Peggy Outon, colleague: “I want to tell you a story that I think is really an important story about Kevin's legacy. So I'd only been here a year, so I didn't know much of anybody, and I was thinking that we needed to do a wage and benefits study for the nonprofit sector. … I asked Dr. Kearns if he would be a part of the committee that was working to design this study, so that we get the best possible information, and he graciously agreed to do that and help. And then there was a little pushback. Somebody from our funding agency did not want us to measure the difference between women’s salaries in nonprofits and men salaries, and they didn't want racial information included. And I will to the day I die, Kevin, love you for saying, ‘Oh no, I will not put my name on this on this effort if we do not get that information.’ That gave us the ability to gather that information which went on to become the 74% Project which has helped bring the attention of the community to pay equity issues for women in nonprofits. 74% of the nonprofit workforce is women.
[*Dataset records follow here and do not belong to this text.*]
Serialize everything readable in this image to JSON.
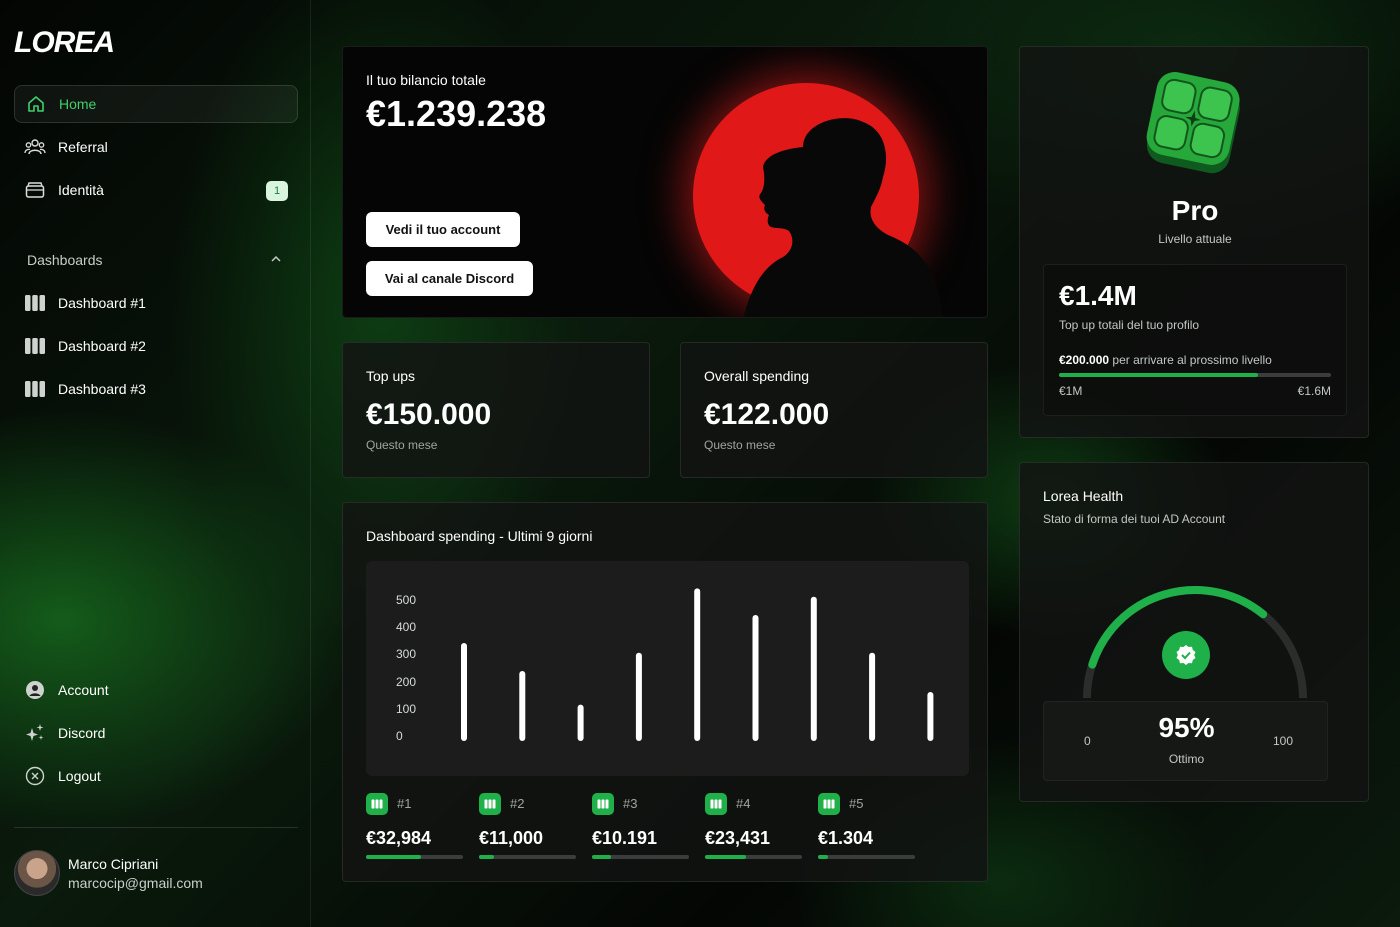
{
  "brand": {
    "logo": "LOREA"
  },
  "sidebar": {
    "items": [
      {
        "label": "Home",
        "icon": "home-icon"
      },
      {
        "label": "Referral",
        "icon": "users-icon"
      },
      {
        "label": "Identità",
        "icon": "wallet-icon",
        "badge": "1"
      }
    ],
    "section_label": "Dashboards",
    "dashboards": [
      {
        "label": "Dashboard #1"
      },
      {
        "label": "Dashboard #2"
      },
      {
        "label": "Dashboard #3"
      }
    ],
    "bottom": [
      {
        "label": "Account",
        "icon": "user-circle-icon"
      },
      {
        "label": "Discord",
        "icon": "sparkles-icon"
      },
      {
        "label": "Logout",
        "icon": "x-circle-icon"
      }
    ],
    "user": {
      "name": "Marco Cipriani",
      "email": "marcocip@gmail.com"
    }
  },
  "balance": {
    "label": "Il tuo bilancio totale",
    "value": "€1.239.238",
    "btn_account": "Vedi il tuo account",
    "btn_discord": "Vai al canale Discord"
  },
  "topups": {
    "title": "Top ups",
    "value": "€150.000",
    "sub": "Questo mese"
  },
  "spending": {
    "title": "Overall spending",
    "value": "€122.000",
    "sub": "Questo mese"
  },
  "level": {
    "name": "Pro",
    "sub": "Livello attuale",
    "total": "€1.4M",
    "total_label": "Top up totali del tuo profilo",
    "next_amount": "€200.000",
    "next_text": "per arrivare al prossimo livello",
    "min": "€1M",
    "max": "€1.6M",
    "progress": 0.73
  },
  "health": {
    "title": "Lorea Health",
    "sub": "Stato di forma dei tuoi AD Account",
    "value": "95%",
    "status": "Ottimo",
    "min": "0",
    "max": "100",
    "gauge_fraction": 0.95
  },
  "chart_data": {
    "type": "bar",
    "title": "Dashboard spending - Ultimi 9 giorni",
    "yticks": [
      "500",
      "400",
      "300",
      "200",
      "100",
      "0"
    ],
    "ylim": [
      0,
      500
    ],
    "values": [
      350,
      250,
      130,
      315,
      545,
      450,
      515,
      315,
      175
    ]
  },
  "accounts": [
    {
      "id": "#1",
      "value": "€32,984",
      "progress": 0.57
    },
    {
      "id": "#2",
      "value": "€11,000",
      "progress": 0.15
    },
    {
      "id": "#3",
      "value": "€10.191",
      "progress": 0.2
    },
    {
      "id": "#4",
      "value": "€23,431",
      "progress": 0.42
    },
    {
      "id": "#5",
      "value": "€1.304",
      "progress": 0.1
    }
  ],
  "colors": {
    "accent": "#1fb04a",
    "red_circle": "#e01818"
  }
}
In 2010, when we began this particular effort, women were making 74 cents on the dollar, and in the last study that we did in 2021, it was 92 cents on the dollar. So, congratulations, Kevin, you helped women in the nonprofit sector in a demonstrable way and we are grateful to you.” 

Andrea Gruber, former student: “Congratulations from Hungary. It is really unbelievable that I took your nonprofit leadership course more than 20 years ago. Though we haven't been in touch for those decades, I very frequently think of you as I struggle with nonprofit existence in a now very authoritarian country. Thank you for the inspiration and instruction.” 

Vera Krekanova, colleague: "Thank you so much for your mentorship and friendship! I can trace everything I professionally accomplished here in Pittsburgh back to you. You were among the first people I met here and you gave me two of the most transformational career advice I so needed then. I owe you for a lot of things … but I will always love you for introducing John and me to sailing. Enjoy the transition to uncharted waters!” 

Briana Mihok, former student: “Dr. Kearns, prior to taking your Strategic Management class, I never would have considered that I had anything to offer to a nonprofit board. Your course and subsequent encouragement led me to a BoardWorks match program, and as a result I am now concluding my 12th year as a member of North Hills Community Outreach. Your class had such an impact on the trajectory of my life, and I can't help but think of the many, many other students who were similarly inspired by you. What an amazing ripple effect you have had on this community! Thank you for your care and support over the fifteen years I have known you!” 

Emily Francis, former student: “Dr. Kearns, Congratulations! After one conversation with you, I enrolled in any class you taught and joined the JI research team. It was because of the way you speak to people, about people and their work, and make an effort to listen that I wanted to learn from you as a human as much as I did as a student and professional. Those are some of the best decisions I made while at GSPIA. So thank you for showing such compassion while navigating complex discussions and for always looking to connect and empower others – you have had such an incredible impact on the nonprofit sector and countless people. I am so SO happy to be working at The Forbes Funds getting to see that impact every day. You are so appreciated. This is so well deserved!" 

Wesley Speary, former student: “I would say that Dr. Kearns casts a long shadow, but, based on my experience, he only spreads light, not darkness."